Hirsch was known for his multitude of talents and occupations, as an engineer, musician, professor, studio owner and designer, and as a key figure in the Audio Engineering Society.
Born in 1929, Hirsch’s first step into the music business was as a 13 year old drummer in the band, The Catskills. However, he most notably asserted himself in the industry as a recording and mastering engineer, forming a key part of New York City’s recording scene.
As founder and past president of MediaSound and Soundmixers, and as a co-designer of GRP Records and SoundTrack/NY studios, he hosted sessions for Frank Sinatra, Barbara Streisand, Stevie Nicks, Stevie Wonder, The Who, The Bee Gees, Judy Collins, Meatloaf, and many other significant artists.
Hirsch also worked as a CD reissue producer for 10 Duke Ellington albums, and collaborated with Mercer Ellington on another 10. In 1994, he created Digi-Rom Inc, a New York-based audio CD, CD-ROM, DVD production/replication firm and vinyl mastering house, which went on to sell in 2004.
In addition, Hirsch became a recognised figure in audio education, appointed as dean of the Audio Arts Programme for New York’s Center for The Media Arts in 1981. In the same year, he was also named an adjunct professor at NYU where he lectured for the Music Technology Programme.
In 2005, Hirsch and engineer Irv Joel co-chaired the Historical Committee for the Audio Engineering Society’s 119th Convention, held in New York that year. He went on to serve as AES Convention Historical Committee chair in 2007 and 2009. In 2011, Hirsch was presented with the AES Fellowship Award in recognition of his more than 50 years of pioneering work in the recording industry. He also served two terms as first vice president of the New York Chapter of the National Academy of Recording Arts and Sciences.
“The range and depth of AES Historical Events was impressive, but not surprising, considering Harry Hirsch’s considerable expertise,” remarked AES president and frequent convention co-chair, Agnieszka Roginska. “A long-time AES member, Harry worked closely with elder statesmen Irv Joel, Bill Wray and John Chester on our indispensable AES Oral History Project. He edited nearly 100 hour-long DVD interviews, including in-depth Q&As with industry doyens, Les Paul and Phil Ramone. Harry Hirsch was an irreplaceable fixture at AES Conventions and he has made an indelible contribution to our organisation.”
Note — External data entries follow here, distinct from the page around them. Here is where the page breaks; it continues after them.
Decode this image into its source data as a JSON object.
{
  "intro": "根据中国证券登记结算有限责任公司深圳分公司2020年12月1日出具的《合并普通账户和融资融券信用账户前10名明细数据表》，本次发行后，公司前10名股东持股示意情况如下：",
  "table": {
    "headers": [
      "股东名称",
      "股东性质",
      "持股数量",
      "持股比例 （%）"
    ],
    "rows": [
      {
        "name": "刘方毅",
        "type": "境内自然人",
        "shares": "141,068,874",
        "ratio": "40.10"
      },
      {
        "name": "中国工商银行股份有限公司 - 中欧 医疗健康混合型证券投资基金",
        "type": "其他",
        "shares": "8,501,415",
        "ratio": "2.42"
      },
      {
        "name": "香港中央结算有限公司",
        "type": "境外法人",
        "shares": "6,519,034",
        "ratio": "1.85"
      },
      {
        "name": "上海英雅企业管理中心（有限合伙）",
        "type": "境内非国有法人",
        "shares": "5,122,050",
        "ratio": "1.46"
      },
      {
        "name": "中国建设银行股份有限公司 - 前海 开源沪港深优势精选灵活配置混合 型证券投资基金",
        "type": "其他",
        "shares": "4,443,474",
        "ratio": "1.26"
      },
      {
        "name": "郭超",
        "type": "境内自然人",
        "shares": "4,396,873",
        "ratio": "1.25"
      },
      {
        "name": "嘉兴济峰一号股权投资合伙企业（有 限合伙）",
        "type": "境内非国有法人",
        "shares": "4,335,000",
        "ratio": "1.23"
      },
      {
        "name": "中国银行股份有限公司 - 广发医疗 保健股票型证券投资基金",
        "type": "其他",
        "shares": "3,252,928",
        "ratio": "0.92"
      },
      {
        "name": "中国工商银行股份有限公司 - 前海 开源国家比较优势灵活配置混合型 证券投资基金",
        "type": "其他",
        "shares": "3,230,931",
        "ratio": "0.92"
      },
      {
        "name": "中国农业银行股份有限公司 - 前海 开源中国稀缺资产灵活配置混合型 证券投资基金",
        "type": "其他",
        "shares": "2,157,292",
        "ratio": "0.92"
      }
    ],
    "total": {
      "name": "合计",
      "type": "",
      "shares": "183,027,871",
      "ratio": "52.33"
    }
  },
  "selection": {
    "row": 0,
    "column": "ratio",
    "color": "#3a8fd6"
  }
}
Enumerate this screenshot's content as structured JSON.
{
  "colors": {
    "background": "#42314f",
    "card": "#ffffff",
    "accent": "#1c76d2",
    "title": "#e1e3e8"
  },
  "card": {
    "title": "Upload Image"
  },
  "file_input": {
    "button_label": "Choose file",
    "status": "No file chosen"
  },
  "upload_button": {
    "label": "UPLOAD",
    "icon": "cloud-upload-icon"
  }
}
He is survived by Doris Baran Hirsch, his partner at Digi-Rom and wife of 64 years; sons, Bruce and Marc; and grandchildren Paige and Garret.